## Task statement
Copy every line of the data that contains the string "JSON".

(Excerpts from an interface dataset)
▶
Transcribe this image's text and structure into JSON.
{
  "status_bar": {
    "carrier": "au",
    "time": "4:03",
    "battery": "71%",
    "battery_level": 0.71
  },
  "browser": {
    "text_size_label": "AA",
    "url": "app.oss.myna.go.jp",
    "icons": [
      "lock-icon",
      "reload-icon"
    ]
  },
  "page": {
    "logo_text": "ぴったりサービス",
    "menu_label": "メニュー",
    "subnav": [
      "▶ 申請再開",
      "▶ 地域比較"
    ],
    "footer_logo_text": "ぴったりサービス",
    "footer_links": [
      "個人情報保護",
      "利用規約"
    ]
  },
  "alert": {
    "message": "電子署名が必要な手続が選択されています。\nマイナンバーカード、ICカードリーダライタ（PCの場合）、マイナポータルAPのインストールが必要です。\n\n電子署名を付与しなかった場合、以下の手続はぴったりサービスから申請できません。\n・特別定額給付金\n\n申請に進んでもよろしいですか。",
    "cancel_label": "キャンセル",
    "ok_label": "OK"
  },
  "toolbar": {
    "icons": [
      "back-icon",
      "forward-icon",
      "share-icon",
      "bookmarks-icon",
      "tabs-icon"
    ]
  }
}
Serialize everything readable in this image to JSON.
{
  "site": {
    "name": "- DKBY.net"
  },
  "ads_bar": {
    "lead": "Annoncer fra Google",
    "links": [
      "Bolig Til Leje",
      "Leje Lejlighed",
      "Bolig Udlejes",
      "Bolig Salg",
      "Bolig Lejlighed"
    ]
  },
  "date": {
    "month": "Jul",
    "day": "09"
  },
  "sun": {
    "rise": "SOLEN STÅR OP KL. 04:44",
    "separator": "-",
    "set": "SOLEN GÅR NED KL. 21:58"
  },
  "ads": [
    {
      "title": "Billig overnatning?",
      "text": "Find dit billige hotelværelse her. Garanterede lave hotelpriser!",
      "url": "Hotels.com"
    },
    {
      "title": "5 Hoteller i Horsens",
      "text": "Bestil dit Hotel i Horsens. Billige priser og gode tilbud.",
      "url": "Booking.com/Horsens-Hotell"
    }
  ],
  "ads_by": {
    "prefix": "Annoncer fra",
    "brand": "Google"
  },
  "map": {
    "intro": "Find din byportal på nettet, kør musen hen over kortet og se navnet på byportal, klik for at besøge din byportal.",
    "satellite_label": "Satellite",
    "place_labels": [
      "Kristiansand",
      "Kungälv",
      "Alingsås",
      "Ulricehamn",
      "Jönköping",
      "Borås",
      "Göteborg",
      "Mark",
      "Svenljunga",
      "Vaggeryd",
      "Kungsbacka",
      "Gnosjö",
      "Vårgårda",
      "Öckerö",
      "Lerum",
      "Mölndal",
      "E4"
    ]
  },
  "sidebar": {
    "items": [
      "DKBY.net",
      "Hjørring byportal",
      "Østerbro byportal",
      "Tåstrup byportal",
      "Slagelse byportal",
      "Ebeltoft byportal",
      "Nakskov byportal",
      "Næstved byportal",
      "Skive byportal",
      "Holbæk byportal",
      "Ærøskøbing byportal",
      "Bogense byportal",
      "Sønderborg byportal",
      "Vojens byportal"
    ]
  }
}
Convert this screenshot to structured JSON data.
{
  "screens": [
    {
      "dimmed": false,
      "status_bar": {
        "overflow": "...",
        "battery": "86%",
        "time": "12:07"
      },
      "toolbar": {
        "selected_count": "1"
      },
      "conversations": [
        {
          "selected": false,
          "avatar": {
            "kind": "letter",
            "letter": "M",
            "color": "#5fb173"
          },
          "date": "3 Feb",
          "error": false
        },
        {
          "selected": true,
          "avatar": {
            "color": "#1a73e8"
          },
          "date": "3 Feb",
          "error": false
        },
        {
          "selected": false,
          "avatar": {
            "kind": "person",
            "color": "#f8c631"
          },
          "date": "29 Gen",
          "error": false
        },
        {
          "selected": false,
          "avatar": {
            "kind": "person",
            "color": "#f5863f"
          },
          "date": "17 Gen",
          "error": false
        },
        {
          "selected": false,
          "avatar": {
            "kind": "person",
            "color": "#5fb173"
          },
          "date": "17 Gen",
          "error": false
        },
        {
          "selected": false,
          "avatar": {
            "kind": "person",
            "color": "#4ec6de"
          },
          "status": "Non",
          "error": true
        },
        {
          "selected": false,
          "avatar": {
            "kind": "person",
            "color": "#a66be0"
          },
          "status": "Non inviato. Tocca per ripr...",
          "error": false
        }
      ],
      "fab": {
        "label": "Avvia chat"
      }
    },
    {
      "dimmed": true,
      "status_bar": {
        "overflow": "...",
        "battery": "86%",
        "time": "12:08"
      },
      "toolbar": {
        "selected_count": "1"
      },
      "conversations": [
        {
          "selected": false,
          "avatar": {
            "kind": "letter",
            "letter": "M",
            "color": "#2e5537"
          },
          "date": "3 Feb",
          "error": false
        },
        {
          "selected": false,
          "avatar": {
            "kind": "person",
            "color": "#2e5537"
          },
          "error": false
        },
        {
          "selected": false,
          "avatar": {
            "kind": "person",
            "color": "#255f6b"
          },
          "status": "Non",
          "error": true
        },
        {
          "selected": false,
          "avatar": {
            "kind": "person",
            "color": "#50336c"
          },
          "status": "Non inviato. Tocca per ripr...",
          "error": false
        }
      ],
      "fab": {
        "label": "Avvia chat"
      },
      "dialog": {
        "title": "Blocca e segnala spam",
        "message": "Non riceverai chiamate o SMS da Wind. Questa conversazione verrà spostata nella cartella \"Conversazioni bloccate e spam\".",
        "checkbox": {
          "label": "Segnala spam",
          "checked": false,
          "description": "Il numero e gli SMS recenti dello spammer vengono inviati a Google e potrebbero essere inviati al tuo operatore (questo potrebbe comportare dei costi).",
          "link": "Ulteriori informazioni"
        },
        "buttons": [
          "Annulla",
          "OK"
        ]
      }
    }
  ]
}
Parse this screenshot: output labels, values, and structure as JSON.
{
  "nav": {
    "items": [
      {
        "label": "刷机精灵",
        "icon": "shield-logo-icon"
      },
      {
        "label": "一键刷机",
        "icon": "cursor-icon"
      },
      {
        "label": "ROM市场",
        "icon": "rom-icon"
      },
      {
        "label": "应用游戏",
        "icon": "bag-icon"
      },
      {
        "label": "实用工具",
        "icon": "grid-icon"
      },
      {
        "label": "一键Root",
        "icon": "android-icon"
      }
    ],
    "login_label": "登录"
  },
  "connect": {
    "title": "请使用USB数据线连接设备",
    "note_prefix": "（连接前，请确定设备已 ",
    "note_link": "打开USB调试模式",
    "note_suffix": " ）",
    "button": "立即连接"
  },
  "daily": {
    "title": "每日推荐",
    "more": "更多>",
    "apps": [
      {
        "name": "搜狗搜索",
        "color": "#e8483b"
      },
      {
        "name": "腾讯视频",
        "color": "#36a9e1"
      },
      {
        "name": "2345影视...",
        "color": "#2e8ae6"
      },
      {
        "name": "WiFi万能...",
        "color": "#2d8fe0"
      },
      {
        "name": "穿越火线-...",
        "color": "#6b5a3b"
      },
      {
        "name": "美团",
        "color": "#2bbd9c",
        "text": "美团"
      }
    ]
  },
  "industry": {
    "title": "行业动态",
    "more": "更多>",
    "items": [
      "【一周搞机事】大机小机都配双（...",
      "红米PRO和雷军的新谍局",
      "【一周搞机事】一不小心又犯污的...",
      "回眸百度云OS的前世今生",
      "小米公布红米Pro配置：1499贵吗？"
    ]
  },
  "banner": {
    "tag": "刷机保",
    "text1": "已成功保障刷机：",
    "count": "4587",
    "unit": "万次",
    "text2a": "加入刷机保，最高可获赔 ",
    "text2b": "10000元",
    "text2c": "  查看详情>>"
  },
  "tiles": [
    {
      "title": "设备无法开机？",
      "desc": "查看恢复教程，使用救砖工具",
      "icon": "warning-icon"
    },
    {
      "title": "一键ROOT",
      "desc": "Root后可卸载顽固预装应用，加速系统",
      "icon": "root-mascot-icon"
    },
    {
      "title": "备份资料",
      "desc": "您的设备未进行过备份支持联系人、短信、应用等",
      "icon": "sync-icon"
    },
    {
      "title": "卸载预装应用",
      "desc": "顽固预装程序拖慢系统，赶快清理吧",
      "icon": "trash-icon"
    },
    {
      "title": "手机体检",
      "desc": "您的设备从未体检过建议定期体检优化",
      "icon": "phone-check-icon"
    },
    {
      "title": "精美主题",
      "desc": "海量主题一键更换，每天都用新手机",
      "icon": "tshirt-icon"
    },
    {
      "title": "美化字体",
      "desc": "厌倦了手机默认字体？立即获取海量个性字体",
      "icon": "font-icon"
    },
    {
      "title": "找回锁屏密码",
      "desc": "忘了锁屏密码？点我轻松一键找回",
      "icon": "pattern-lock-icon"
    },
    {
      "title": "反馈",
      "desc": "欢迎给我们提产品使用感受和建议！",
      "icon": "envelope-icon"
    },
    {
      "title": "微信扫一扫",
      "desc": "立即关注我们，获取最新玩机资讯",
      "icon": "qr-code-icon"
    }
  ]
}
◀
## Output
Transcribe this image's text and structure into JSON.
Serialize everything readable in this image to JSON.
Convert this screenshot to structured JSON data.
Parse this screenshot: output labels, values, and structure as JSON.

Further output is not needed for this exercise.